Principal Investigator: 
University: 
University of British Columbia -
Faculty: 
Faculty of Medicine
Department: 
Departments of Surgery and Pathology & Laboratory Medicine

This project proposes a new nanomedicine approach to treat type 2 diabetes (T2D). Studies in humans and mice have shown that inflammation in fat tissues and the pancreas is a major driving force for the development of obesity-induced insulin resistance and diabetes. A major limitation of current drugs is that they distribute over the entire body, exposing all cell types, while only a small amount reaches the desired target cells at disease sites, such as macrophages in inflamed tissues. This results in limited drug efficacy and unwanted side-effects. We aim to develop a new treatment for T2D that exploits the natural physiological processes to suppress inflammation in macrophages within fat tissues and the pancreas with high potency. We will use lipid nanoparticles (LNP), which are drug delivery systems customized to stably carry a large amount of drugs to macrophages.

Scientific development in this project will involve testing of LNP containing immune-modulating drugs in obese, diabetic mice, and measuring the anti-inflammatory and anti-diabetic effects. With close to half a billion people worldwide suffering from T2D, we believe that the proposed cell-specific treatment can have a significant impact on health and the economy.
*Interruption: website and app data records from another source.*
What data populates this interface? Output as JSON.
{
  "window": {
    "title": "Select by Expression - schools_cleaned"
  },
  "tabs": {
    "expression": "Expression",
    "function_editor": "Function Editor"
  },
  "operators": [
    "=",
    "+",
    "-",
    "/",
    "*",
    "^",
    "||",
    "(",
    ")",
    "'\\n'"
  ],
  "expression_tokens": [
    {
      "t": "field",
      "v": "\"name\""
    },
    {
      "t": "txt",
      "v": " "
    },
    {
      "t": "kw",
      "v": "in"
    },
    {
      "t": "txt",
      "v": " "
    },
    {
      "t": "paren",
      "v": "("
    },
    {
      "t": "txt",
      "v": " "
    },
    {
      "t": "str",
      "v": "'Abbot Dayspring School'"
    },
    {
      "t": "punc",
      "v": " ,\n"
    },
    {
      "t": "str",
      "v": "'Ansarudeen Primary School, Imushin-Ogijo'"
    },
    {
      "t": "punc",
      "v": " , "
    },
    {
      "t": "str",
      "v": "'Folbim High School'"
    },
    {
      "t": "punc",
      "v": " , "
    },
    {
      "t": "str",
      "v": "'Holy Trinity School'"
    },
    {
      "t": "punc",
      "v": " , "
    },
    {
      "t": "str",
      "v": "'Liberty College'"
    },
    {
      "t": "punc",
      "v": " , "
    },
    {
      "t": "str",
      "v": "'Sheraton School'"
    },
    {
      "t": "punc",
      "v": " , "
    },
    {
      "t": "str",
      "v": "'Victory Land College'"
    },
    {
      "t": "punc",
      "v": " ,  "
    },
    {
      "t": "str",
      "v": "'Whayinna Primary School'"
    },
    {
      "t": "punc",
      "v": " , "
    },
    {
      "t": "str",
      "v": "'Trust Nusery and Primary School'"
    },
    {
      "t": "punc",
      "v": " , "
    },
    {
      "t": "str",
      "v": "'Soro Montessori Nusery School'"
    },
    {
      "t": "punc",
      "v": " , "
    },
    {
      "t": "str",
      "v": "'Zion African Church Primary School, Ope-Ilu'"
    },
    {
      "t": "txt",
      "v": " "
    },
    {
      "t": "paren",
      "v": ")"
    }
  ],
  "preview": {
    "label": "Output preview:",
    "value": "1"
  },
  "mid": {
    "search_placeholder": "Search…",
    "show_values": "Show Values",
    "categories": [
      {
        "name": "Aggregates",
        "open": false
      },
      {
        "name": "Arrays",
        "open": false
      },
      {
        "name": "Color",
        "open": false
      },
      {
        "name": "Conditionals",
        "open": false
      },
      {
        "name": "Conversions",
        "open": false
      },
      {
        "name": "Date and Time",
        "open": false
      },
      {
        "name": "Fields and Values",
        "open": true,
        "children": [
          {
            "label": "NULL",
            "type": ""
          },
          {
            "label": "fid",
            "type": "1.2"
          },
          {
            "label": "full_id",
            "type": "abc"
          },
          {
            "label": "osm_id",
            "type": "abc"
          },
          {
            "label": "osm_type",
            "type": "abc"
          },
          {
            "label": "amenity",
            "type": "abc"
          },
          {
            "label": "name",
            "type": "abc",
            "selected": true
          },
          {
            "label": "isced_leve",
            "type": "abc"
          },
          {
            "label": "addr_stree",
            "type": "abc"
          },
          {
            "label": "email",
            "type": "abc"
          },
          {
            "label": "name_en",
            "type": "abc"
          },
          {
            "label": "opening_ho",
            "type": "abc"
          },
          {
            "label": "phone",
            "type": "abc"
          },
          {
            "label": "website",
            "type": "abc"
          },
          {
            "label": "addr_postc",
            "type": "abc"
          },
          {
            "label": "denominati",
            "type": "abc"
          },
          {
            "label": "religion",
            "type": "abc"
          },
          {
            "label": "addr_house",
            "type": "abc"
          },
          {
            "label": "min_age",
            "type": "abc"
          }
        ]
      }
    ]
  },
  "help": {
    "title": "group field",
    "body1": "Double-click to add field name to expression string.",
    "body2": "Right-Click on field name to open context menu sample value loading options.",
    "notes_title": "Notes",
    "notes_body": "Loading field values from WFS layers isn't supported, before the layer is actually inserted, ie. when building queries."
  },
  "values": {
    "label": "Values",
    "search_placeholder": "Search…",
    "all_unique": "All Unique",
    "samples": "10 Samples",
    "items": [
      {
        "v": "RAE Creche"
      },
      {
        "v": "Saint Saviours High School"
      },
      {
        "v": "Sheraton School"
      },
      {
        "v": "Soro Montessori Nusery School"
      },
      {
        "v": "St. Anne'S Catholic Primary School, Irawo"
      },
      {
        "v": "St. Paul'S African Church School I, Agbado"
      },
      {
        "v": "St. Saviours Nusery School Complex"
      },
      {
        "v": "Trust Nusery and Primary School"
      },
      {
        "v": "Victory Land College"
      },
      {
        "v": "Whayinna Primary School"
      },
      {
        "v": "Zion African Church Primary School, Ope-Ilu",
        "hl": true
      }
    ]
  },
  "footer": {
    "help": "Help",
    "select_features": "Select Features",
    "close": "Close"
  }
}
Host Institution: 
University of British Columbia
Research Location: 
BC Children's Hospital Research Institute
Year: 
2019